* EXERCISE GOAL: If a line in the data below holds the word "text", copy it.

### STORED DATA

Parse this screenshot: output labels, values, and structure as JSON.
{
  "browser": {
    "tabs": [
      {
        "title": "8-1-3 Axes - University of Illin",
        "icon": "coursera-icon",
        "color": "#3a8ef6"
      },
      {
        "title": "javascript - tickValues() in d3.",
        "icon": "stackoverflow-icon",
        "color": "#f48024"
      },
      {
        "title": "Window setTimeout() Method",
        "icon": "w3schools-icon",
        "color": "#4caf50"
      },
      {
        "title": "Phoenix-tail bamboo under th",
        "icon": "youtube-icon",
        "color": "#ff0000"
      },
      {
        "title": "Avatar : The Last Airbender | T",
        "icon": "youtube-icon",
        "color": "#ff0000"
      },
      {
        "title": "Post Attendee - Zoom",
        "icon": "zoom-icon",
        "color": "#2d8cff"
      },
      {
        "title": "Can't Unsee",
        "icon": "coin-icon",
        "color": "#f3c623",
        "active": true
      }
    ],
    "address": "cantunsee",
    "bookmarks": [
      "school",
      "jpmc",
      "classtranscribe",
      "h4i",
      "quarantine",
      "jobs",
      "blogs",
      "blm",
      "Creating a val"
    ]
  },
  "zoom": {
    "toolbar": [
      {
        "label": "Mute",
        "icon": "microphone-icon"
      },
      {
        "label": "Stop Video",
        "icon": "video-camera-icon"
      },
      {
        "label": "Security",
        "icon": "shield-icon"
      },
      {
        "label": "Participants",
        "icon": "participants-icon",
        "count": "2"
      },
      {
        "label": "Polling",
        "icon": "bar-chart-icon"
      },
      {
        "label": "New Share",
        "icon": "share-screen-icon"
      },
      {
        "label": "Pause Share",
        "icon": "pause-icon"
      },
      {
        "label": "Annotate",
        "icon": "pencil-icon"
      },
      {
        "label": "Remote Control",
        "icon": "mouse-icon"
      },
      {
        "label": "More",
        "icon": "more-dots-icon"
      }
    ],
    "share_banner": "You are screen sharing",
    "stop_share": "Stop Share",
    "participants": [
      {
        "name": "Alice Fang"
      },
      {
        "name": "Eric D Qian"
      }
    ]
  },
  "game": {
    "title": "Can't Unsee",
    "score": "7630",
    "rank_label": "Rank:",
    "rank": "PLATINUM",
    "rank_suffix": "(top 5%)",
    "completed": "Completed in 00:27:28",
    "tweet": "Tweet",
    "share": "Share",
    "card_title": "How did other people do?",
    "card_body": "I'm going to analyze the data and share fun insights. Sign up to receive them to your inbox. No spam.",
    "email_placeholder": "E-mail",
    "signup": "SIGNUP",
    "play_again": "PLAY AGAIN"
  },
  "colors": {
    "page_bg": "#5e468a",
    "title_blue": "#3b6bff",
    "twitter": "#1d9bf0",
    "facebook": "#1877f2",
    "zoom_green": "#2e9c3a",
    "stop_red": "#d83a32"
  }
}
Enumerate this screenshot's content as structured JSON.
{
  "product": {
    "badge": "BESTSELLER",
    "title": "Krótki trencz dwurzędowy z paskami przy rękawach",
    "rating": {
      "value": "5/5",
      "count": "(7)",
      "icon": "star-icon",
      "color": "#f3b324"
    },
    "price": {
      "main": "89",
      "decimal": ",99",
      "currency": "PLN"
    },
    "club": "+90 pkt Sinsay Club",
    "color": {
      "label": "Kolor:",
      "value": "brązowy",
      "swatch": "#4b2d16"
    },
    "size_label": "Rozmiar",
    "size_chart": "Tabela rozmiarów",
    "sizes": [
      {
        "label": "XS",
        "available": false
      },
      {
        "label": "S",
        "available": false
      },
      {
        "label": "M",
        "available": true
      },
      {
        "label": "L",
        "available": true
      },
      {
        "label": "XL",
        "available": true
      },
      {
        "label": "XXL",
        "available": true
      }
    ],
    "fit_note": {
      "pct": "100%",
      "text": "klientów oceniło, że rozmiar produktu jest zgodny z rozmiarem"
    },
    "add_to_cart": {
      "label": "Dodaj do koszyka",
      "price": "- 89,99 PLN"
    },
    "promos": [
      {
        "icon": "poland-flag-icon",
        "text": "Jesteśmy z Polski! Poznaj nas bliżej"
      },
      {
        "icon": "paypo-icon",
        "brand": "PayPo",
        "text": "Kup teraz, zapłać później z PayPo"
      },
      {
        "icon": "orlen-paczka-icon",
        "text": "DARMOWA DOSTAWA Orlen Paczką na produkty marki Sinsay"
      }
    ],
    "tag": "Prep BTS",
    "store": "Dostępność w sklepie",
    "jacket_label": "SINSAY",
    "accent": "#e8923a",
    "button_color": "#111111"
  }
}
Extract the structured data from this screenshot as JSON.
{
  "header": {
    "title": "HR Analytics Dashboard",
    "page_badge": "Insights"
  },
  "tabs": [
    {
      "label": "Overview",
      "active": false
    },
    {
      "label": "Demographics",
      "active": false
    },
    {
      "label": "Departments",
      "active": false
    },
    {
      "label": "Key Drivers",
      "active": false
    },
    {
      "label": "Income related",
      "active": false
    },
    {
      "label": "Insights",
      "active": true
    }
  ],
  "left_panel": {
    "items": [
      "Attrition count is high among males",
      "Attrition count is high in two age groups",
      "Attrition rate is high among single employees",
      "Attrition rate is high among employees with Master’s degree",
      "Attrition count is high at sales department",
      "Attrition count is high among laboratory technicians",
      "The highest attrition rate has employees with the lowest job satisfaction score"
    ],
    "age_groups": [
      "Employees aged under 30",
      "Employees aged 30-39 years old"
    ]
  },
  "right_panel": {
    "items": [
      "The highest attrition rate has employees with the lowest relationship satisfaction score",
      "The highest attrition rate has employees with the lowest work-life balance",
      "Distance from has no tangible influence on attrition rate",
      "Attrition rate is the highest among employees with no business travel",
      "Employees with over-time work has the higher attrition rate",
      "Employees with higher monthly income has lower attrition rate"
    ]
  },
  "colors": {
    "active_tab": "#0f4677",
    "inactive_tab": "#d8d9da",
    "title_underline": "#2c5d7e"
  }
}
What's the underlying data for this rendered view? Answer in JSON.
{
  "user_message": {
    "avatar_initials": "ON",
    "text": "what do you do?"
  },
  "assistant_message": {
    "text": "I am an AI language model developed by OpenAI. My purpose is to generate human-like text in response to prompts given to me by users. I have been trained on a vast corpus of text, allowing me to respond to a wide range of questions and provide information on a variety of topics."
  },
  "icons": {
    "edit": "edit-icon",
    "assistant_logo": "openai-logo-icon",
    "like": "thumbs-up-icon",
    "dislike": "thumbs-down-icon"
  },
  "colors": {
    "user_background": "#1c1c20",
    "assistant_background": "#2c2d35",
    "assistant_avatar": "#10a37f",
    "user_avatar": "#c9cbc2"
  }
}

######

* RESULT FOR THIS TASK:
      "text": "klientów oceniło, że rozmiar produktu jest zgodny z rozmiarem"
        "text": "Jesteśmy z Polski! Poznaj nas bliżej"
        "text": "Kup teraz, zapłać później z PayPo"
        "text": "DARMOWA DOSTAWA Orlen Paczką na produkty marki Sinsay"
    "text": "what do you do?"
    "text": "I am an AI language model developed by OpenAI. My purpose is to generate human-like text in response to prompts given to me by users. I have been trained on a vast corpus of text, allowing me to respond to a wide range of questions and provide information on a variety of topics."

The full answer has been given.